> _Try it_:
All of the data should be reproduced word for word, though its pictures must be omitted.

> _Materials provided_:
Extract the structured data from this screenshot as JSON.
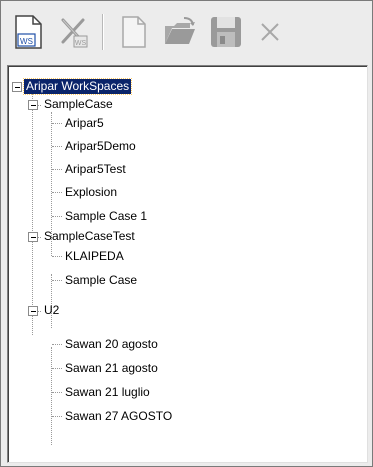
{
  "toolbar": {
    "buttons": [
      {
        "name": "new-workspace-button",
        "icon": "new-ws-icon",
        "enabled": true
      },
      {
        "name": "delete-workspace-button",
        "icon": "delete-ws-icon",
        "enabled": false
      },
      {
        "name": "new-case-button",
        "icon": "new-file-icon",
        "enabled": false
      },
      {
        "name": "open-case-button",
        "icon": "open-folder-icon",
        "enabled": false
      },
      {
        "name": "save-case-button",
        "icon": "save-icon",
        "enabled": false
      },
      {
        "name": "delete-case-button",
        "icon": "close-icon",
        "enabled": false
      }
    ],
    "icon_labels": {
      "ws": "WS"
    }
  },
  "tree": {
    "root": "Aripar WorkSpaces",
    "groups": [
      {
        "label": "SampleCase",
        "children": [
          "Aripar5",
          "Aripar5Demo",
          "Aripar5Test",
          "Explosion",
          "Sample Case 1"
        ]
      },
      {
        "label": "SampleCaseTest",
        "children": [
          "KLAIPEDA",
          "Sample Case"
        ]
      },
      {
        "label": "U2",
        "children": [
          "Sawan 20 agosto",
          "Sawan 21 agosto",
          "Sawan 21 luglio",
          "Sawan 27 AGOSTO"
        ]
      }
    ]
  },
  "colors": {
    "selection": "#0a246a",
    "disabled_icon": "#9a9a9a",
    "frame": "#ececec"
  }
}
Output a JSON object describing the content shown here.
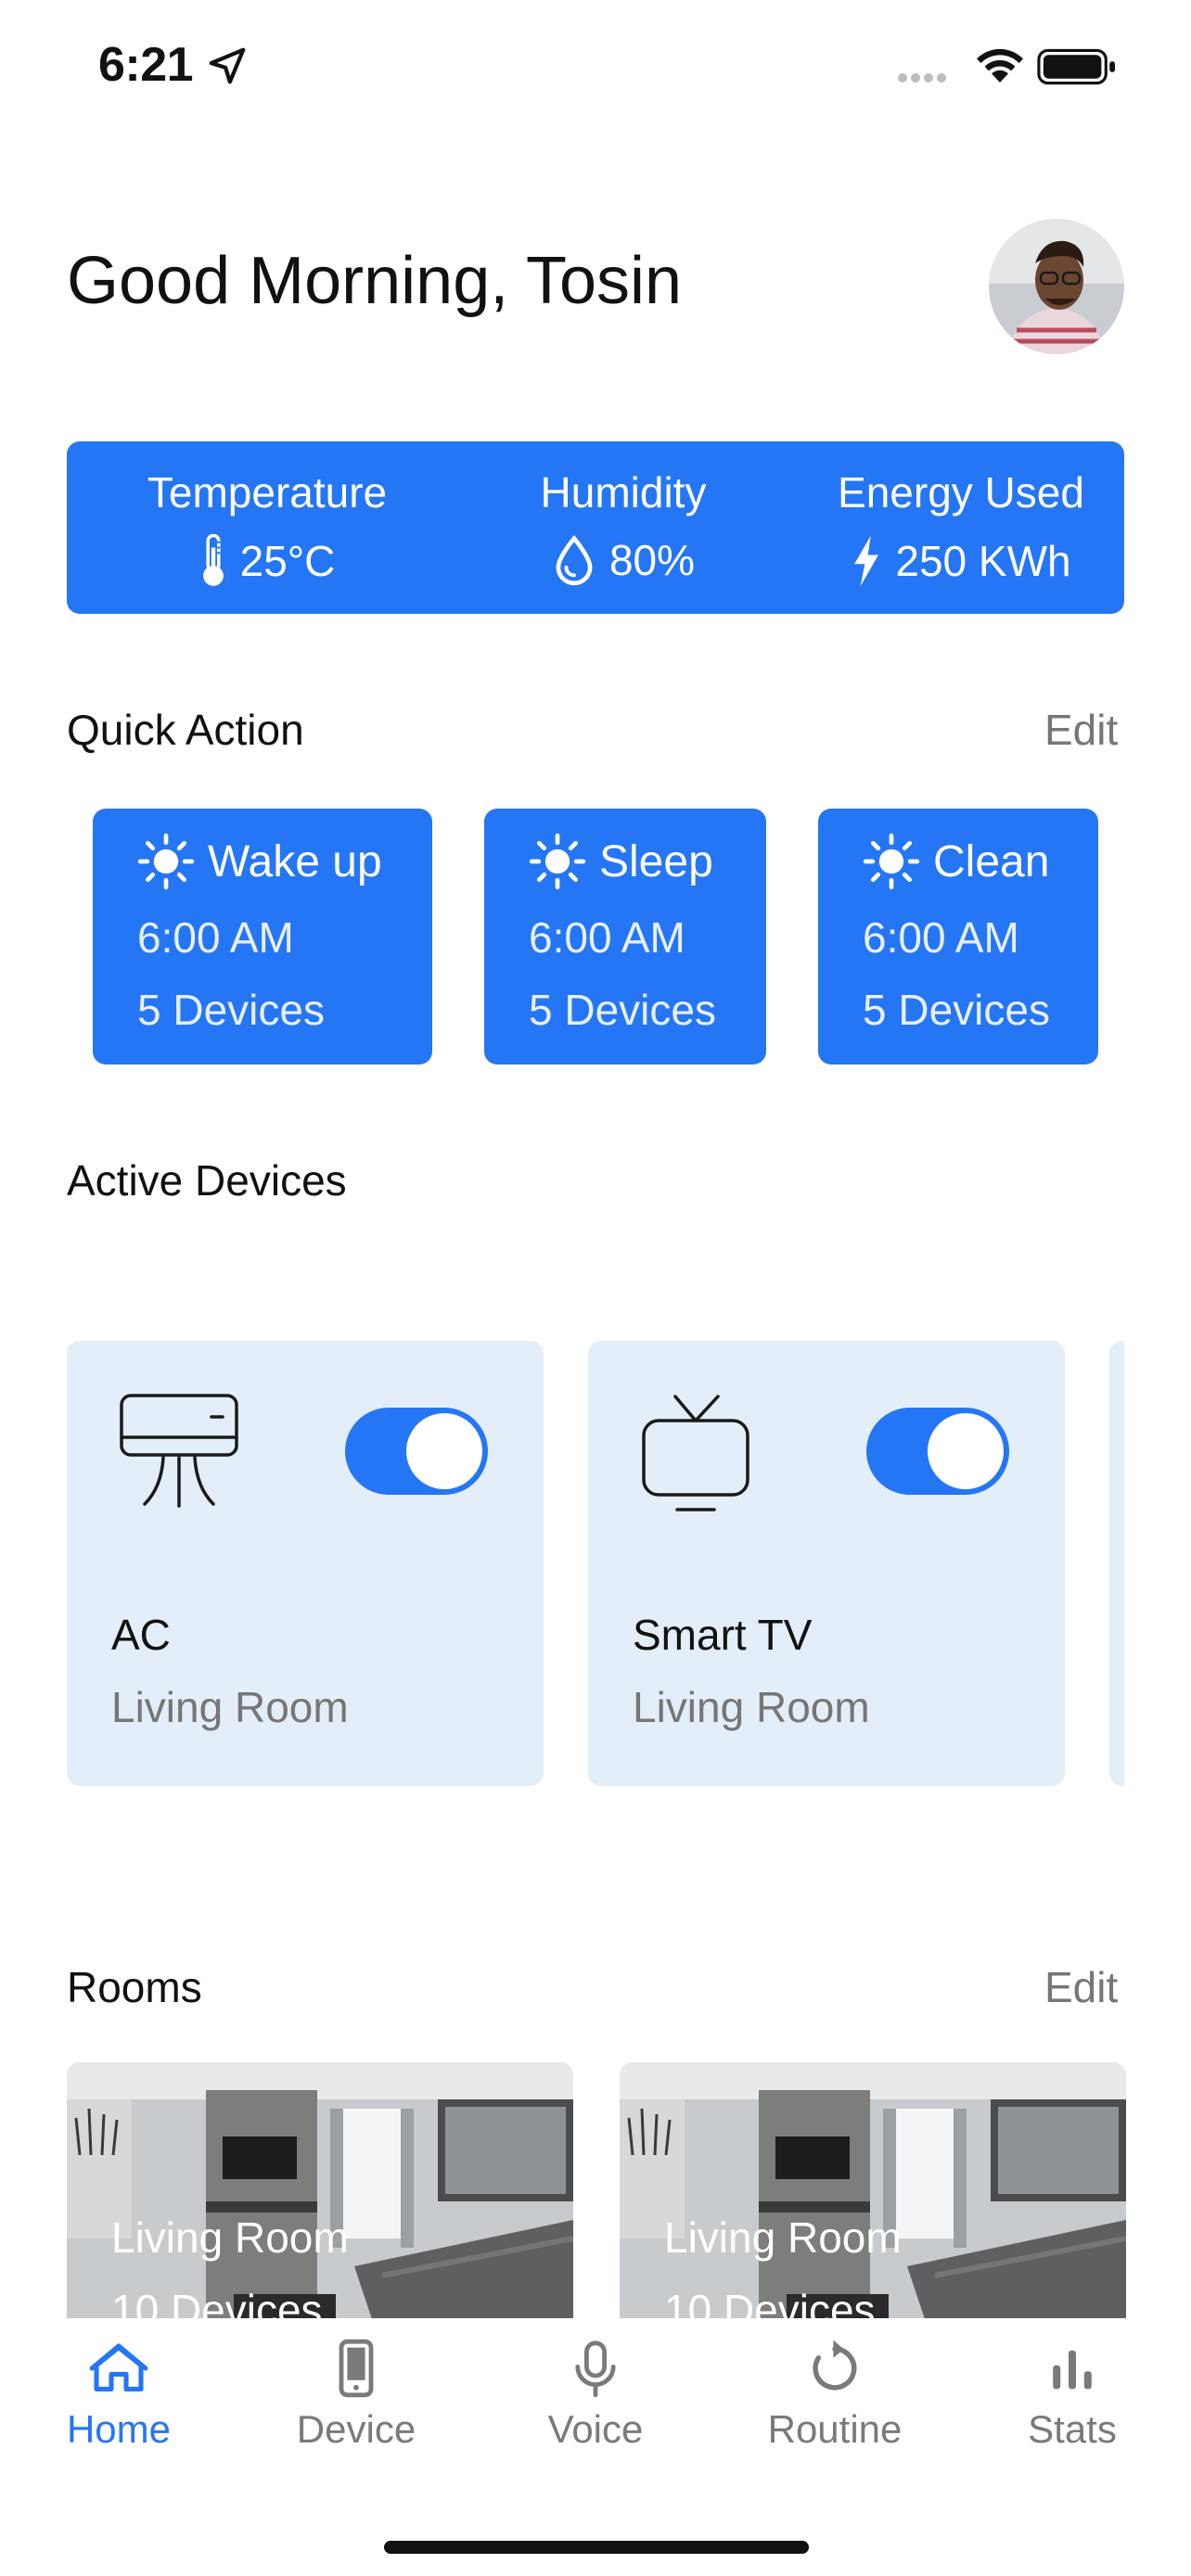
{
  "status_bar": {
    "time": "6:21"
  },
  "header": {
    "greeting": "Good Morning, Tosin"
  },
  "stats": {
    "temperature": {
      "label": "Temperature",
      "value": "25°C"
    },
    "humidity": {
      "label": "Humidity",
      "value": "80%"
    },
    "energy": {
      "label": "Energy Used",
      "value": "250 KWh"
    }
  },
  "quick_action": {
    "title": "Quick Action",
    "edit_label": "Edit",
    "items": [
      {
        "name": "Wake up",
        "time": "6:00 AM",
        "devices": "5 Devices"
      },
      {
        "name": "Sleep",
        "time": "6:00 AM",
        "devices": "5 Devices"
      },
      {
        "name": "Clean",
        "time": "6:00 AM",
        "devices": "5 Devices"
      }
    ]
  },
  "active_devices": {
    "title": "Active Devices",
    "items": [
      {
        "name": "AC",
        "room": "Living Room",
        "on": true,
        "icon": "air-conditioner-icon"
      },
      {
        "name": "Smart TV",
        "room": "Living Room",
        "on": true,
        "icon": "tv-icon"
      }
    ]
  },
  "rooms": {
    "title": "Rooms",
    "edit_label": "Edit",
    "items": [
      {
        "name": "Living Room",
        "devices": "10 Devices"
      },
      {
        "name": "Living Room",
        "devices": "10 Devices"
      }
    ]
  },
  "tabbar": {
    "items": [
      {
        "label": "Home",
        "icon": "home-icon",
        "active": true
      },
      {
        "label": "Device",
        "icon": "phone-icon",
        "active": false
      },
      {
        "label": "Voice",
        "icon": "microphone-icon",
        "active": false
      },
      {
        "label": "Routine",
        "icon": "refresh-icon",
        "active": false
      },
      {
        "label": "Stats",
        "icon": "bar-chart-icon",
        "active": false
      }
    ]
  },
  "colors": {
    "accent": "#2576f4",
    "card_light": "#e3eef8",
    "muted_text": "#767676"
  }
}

> _Answer to this problem_:
Extract the structured data from this screenshot as JSON.
{
  "toolbar": {
    "buttons": [
      {
        "name": "new-workspace-button",
        "icon": "new-ws-icon",
        "enabled": true
      },
      {
        "name": "delete-workspace-button",
        "icon": "delete-ws-icon",
        "enabled": false
      },
      {
        "name": "new-case-button",
        "icon": "new-file-icon",
        "enabled": false
      },
      {
        "name": "open-case-button",
        "icon": "open-folder-icon",
        "enabled": false
      },
      {
        "name": "save-case-button",
        "icon": "save-icon",
        "enabled": false
      },
      {
        "name": "delete-case-button",
        "icon": "close-icon",
        "enabled": false
      }
    ],
    "icon_labels": {
      "ws": "WS"
    }
  },
  "tree": {
    "root": "Aripar WorkSpaces",
    "groups": [
      {
        "label": "SampleCase",
        "children": [
          "Aripar5",
          "Aripar5Demo",
          "Aripar5Test",
          "Explosion",
          "Sample Case 1"
        ]
      },
      {
        "label": "SampleCaseTest",
        "children": [
          "KLAIPEDA",
          "Sample Case"
        ]
      },
      {
        "label": "U2",
        "children": [
          "Sawan 20 agosto",
          "Sawan 21 agosto",
          "Sawan 21 luglio",
          "Sawan 27 AGOSTO"
        ]
      }
    ]
  },
  "colors": {
    "selection": "#0a246a",
    "disabled_icon": "#9a9a9a",
    "frame": "#ececec"
  }
}
Output a JSON object describing the content shown here.
{
  "status_bar": {
    "time": "6:21"
  },
  "header": {
    "greeting": "Good Morning, Tosin"
  },
  "stats": {
    "temperature": {
      "label": "Temperature",
      "value": "25°C"
    },
    "humidity": {
      "label": "Humidity",
      "value": "80%"
    },
    "energy": {
      "label": "Energy Used",
      "value": "250 KWh"
    }
  },
  "quick_action": {
    "title": "Quick Action",
    "edit_label": "Edit",
    "items": [
      {
        "name": "Wake up",
        "time": "6:00 AM",
        "devices": "5 Devices"
      },
      {
        "name": "Sleep",
        "time": "6:00 AM",
        "devices": "5 Devices"
      },
      {
        "name": "Clean",
        "time": "6:00 AM",
        "devices": "5 Devices"
      }
    ]
  },
  "active_devices": {
    "title": "Active Devices",
    "items": [
      {
        "name": "AC",
        "room": "Living Room",
        "on": true,
        "icon": "air-conditioner-icon"
      },
      {
        "name": "Smart TV",
        "room": "Living Room",
        "on": true,
        "icon": "tv-icon"
      }
    ]
  },
  "rooms": {
    "title": "Rooms",
    "edit_label": "Edit",
    "items": [
      {
        "name": "Living Room",
        "devices": "10 Devices"
      },
      {
        "name": "Living Room",
        "devices": "10 Devices"
      }
    ]
  },
  "tabbar": {
    "items": [
      {
        "label": "Home",
        "icon": "home-icon",
        "active": true
      },
      {
        "label": "Device",
        "icon": "phone-icon",
        "active": false
      },
      {
        "label": "Voice",
        "icon": "microphone-icon",
        "active": false
      },
      {
        "label": "Routine",
        "icon": "refresh-icon",
        "active": false
      },
      {
        "label": "Stats",
        "icon": "bar-chart-icon",
        "active": false
      }
    ]
  },
  "colors": {
    "accent": "#2576f4",
    "card_light": "#e3eef8",
    "muted_text": "#767676"
  }
}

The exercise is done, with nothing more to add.